When asked what The Garage means to her, Katy, who is 33 and lives in the Golden Triangle area of Norwich, said: “It’s a really special place where you can access really good quality dance and good community dance and go to the theatre to see great shows. I go there with my children (three-year-old Felix and five-year-old Martha) too - there’s some great children’s theatre.
“It’s a brilliant creative hub and I think The Garage is really important for Norwich.”
Sixteen-year-old Jake Harrison has been coming to The Garage for five years, and was most recently seen playing Akela the wolf in The Jungle Book.
He has taken part in NT (National Theatre) Connections projects at The Garage and also joined the venue’s youth theatre company. A regular performer in the summer productions, Jake has played Prince Charming in Vintage Cinders and Captain Hook in Peter Pan. This summer he reinvented the Jungle Book’s Akela for the 21st century, complete with hairy sideburns, funky dance moves and a sharp suit.
Jake, who is studying A-level drama at college in Gorleston, hopes to pursue a career in acting or directing.
He credits The Garage with helping to inspire him, develop his skills, and build his confidence, and said that The Garage feels like family to him.
Twenty-seven-year-old Nick Doig has been coming to The Garage for the last 10 years.
He is a member of D4Dance, a group for young people and adults with learning disabilities, as well as inclusive theatre company Total Ensemble and Slanted Dance Creative Performance Group, and he is also an office volunteer.
“D4Dance is an amazing group and I really love it,” said Nick, who lives in Norwich.
He loves dancing and improvisation and having an audience, and said that he loves that he can be a “proper actor and dancer” when he comes to The Garage and that for him Total Ensemble is “wonderful and like my second family.”

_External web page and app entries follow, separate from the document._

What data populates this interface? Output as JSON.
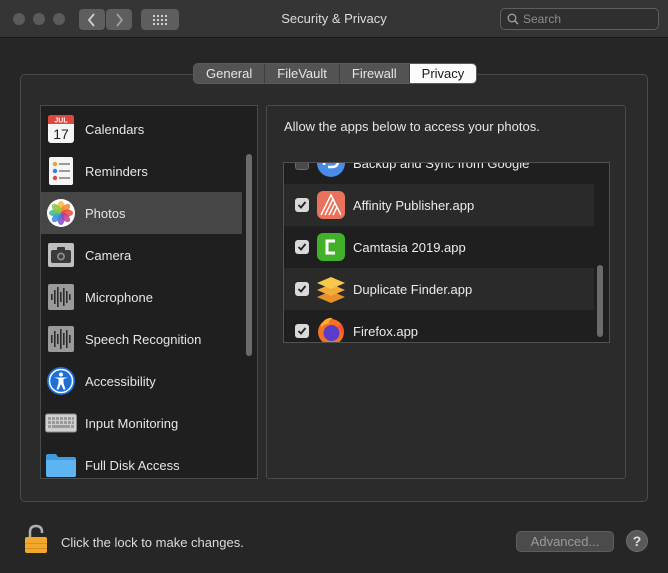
{
  "window": {
    "title": "Security & Privacy"
  },
  "toolbar": {
    "back_icon": "chevron-left-icon",
    "forward_icon": "chevron-right-icon",
    "grid_icon": "grid-icon"
  },
  "search": {
    "placeholder": "Search",
    "value": ""
  },
  "tabs": [
    {
      "label": "General",
      "active": false
    },
    {
      "label": "FileVault",
      "active": false
    },
    {
      "label": "Firewall",
      "active": false
    },
    {
      "label": "Privacy",
      "active": true
    }
  ],
  "sidebar": {
    "selected": "Photos",
    "items": [
      {
        "label": "Calendars",
        "icon": "calendar-icon",
        "calendar_month": "JUL",
        "calendar_day": "17"
      },
      {
        "label": "Reminders",
        "icon": "reminders-icon"
      },
      {
        "label": "Photos",
        "icon": "photos-icon"
      },
      {
        "label": "Camera",
        "icon": "camera-icon"
      },
      {
        "label": "Microphone",
        "icon": "microphone-icon"
      },
      {
        "label": "Speech Recognition",
        "icon": "speech-recognition-icon"
      },
      {
        "label": "Accessibility",
        "icon": "accessibility-icon"
      },
      {
        "label": "Input Monitoring",
        "icon": "keyboard-icon"
      },
      {
        "label": "Full Disk Access",
        "icon": "folder-icon"
      }
    ]
  },
  "panel": {
    "description": "Allow the apps below to access your photos.",
    "apps": [
      {
        "name": "Backup and Sync from Google",
        "checked": false,
        "icon": "backup-sync-icon"
      },
      {
        "name": "Affinity Publisher.app",
        "checked": true,
        "icon": "affinity-publisher-icon"
      },
      {
        "name": "Camtasia 2019.app",
        "checked": true,
        "icon": "camtasia-icon"
      },
      {
        "name": "Duplicate Finder.app",
        "checked": true,
        "icon": "duplicate-finder-icon"
      },
      {
        "name": "Firefox.app",
        "checked": true,
        "icon": "firefox-icon"
      }
    ]
  },
  "footer": {
    "lock_text": "Click the lock to make changes.",
    "advanced_label": "Advanced...",
    "help_label": "?"
  },
  "colors": {
    "window_bg": "#262626",
    "selected_row": "#464646",
    "tab_active_bg": "#fbfbfb"
  }
}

Nick’s family have said The Garage has given him independence and confidence. He can make his own way to the venue and always feels welcome and supported. He goes to The Garage to do what he loves and it is a crucial part of his life.

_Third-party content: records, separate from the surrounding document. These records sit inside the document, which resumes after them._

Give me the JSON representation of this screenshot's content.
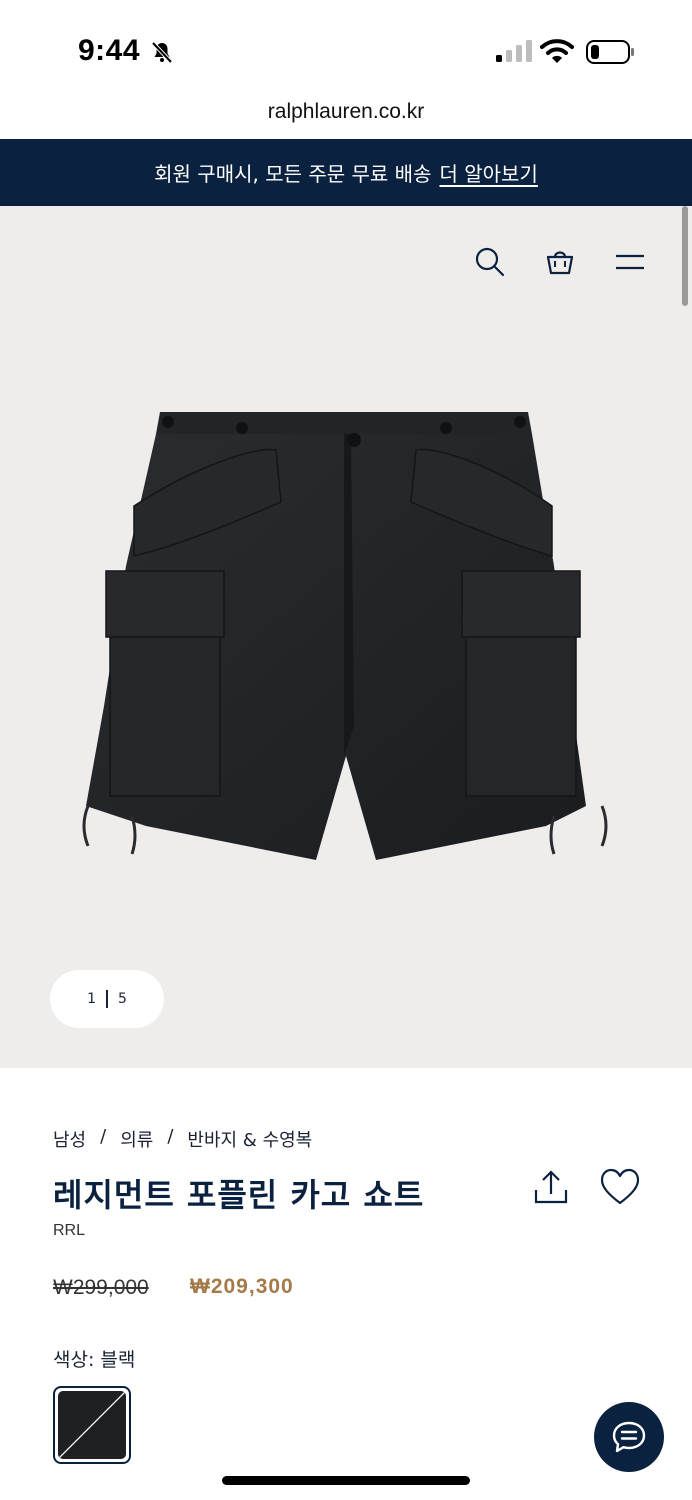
{
  "status_bar": {
    "time": "9:44"
  },
  "browser": {
    "url": "ralphlauren.co.kr"
  },
  "promo": {
    "text": "회원 구매시, 모든 주문 무료 배송",
    "link": "더 알아보기"
  },
  "header": {
    "icons": [
      "search-icon",
      "bag-icon",
      "menu-icon"
    ]
  },
  "gallery": {
    "current": "1",
    "total": "5"
  },
  "breadcrumb": {
    "items": [
      "남성",
      "의류",
      "반바지 & 수영복"
    ],
    "separator": "/"
  },
  "product": {
    "title": "레지먼트 포플린 카고 쇼트",
    "brand": "RRL",
    "price_original": "₩299,000",
    "price_sale": "₩209,300",
    "color_label": "색상: 블랙",
    "swatch_color": "#1e2023"
  },
  "colors": {
    "navy": "#0a2240",
    "sale": "#a47a48",
    "hero_bg": "#eeedec"
  }
}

Theatre tutor Rebecca discovered The Garage in 2008 and said her first impressions were of an “exciting and vibrant young venue.”
“When I first walked into The Garage I thought, ‘what an amazing, cool and vibrant kind of place for young people.’ I was really pleased to see something so contemporary and also so friendly,” she said.

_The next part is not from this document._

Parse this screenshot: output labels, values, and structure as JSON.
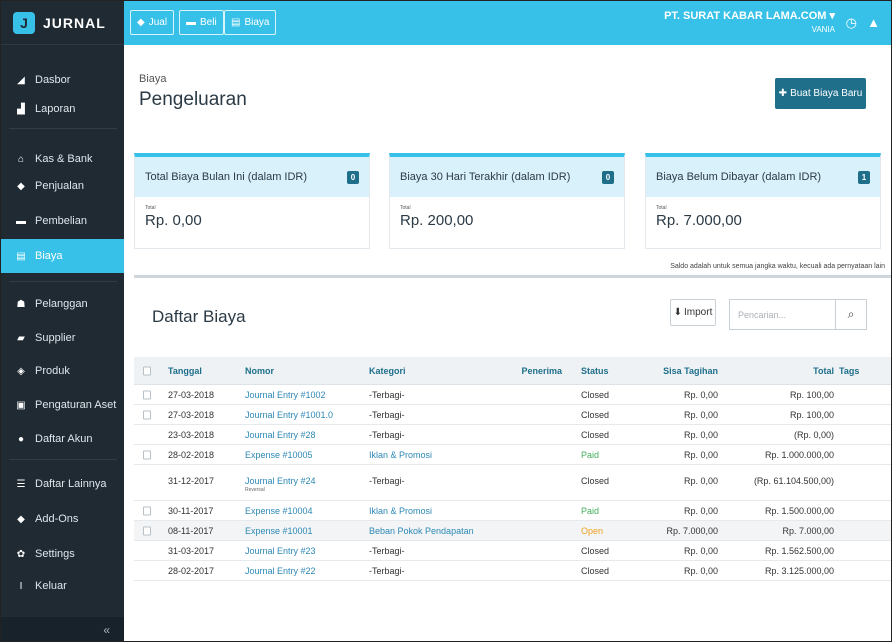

Rebecca started teaching the junior theatre group and now teaches the senior theatre group. She has also been involved in the summer productions, including directing The Jungle Book and Peter Pan.
Prior to moving to Norwich, Rebecca, who is in her 40s, worked with London-based Chickenshed Theatre which inspired her to set up something similar in Norwich. She said The Garage was really supportive when she started inclusive theatre company Total Ensemble and that the group uses The Garage for some of its rehearsals.
When asked to sum up the essence of The Garage, Rebecca said: “It’s a very inclusive, accessible place, that’s what I love about it. It’s just incredibly energized all the time, it’s always busy.”
She said it was a great champion for young people, and added: “The Garage really makes sure young people are heard.”
Maxine started taking part in an adult beginners ballet class at The Garage seven years ago and she has been dancing at the venue ever since.
“I love the discipline and structure of ballet. It’s something I’ll never completely master and there’s something wonderful about that,” said Maxine, who lives in Norwich.
Alongside adult ballet, Maxine’s other activities at The Garage include doing pilates and being part of Connect Dance Company and the adult dance summer school.
Maxine said she feels it is rare to find a really good adult class where you can progress and be taken seriously as a learner. She said the classes at the Garage have a “lovely atmosphere,” that there is never any competition, and that everyone is in it together.